Not sure if somebody read this long post till here but if you have read it so far I want to thank you for listening to me. Because that is step 1 of not being rude to somebody.

I am sorry if I have been rude to you in some way in the past. I try very hard to be not rude to anyone. If you feel I have behaved rudely anytime, feel free to talk to me about it. I will ask a polite sorry to you and correct myself. I deeply care about you and our friendship.

A special sorry to everyone who had been rude to me and found a spot on this blog post. You should probably forget that you read this, just like the way I try to forget the rude moments. I have been quite successful in forgetting bad moments. How do I say, because most of this post is an approximation of what I remember from that rude moment. I forgot most of the bad stuff.

One more thing is, some of these events might not seem rude to someone reading this. But I cried or almost cried in all the above situations. Remember the cultural gaps and workplace diversity. The best we can do is be empathetic to everybody and try respecting what a person might be going through.
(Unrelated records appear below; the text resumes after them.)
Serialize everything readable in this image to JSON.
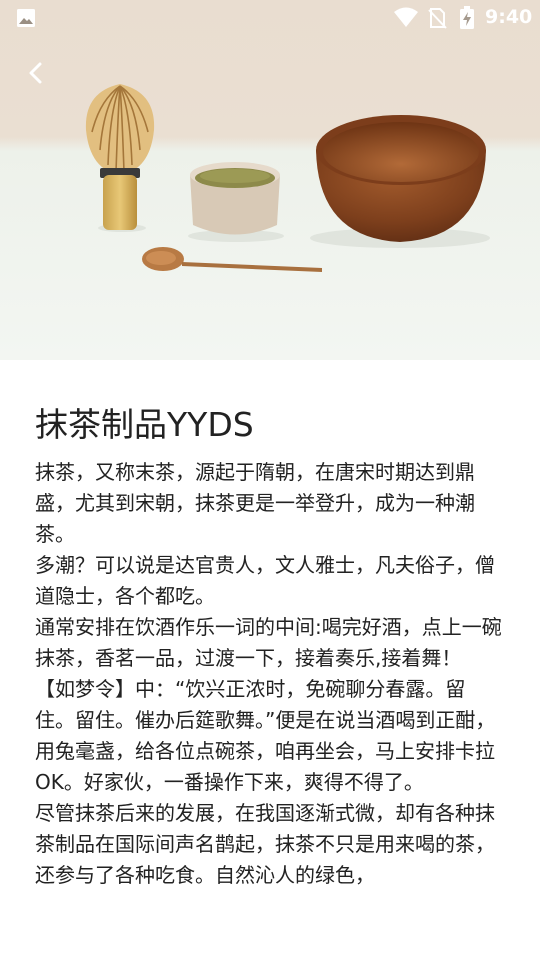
{
  "status_bar": {
    "time": "9:40"
  },
  "header": {
    "back_icon": "chevron-left-icon"
  },
  "article": {
    "title": "抹茶制品YYDS",
    "paragraphs": [
      "抹茶，又称末茶，源起于隋朝，在唐宋时期达到鼎盛，尤其到宋朝，抹茶更是一举登升，成为一种潮茶。",
      "多潮？可以说是达官贵人，文人雅士，凡夫俗子，僧道隐士，各个都吃。",
      "通常安排在饮酒作乐一词的中间:喝完好酒，点上一碗抹茶，香茗一品，过渡一下，接着奏乐,接着舞！",
      "【如梦令】中：“饮兴正浓时，免碗聊分春露。留住。留住。催办后筵歌舞。”便是在说当酒喝到正酣，用兔毫盏，给各位点碗茶，咱再坐会，马上安排卡拉OK。好家伙，一番操作下来，爽得不得了。",
      "尽管抹茶后来的发展，在我国逐渐式微，却有各种抹茶制品在国际间声名鹊起，抹茶不只是用来喝的茶，还参与了各种吃食。自然沁人的绿色，"
    ]
  },
  "colors": {
    "text": "#222222",
    "status_icons": "#ffffff"
  }
}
I wish that no one has to go through this bad feeling of “rudeness” especially at the workplace.


  1. Try not to be rude.
  2. Try hard not to be rude.
  3. Try listening to people and treating them in a good way.
  4. Avoid bad/curse words.
  5. Apologize if you feel that you had been rude to somebody in some way.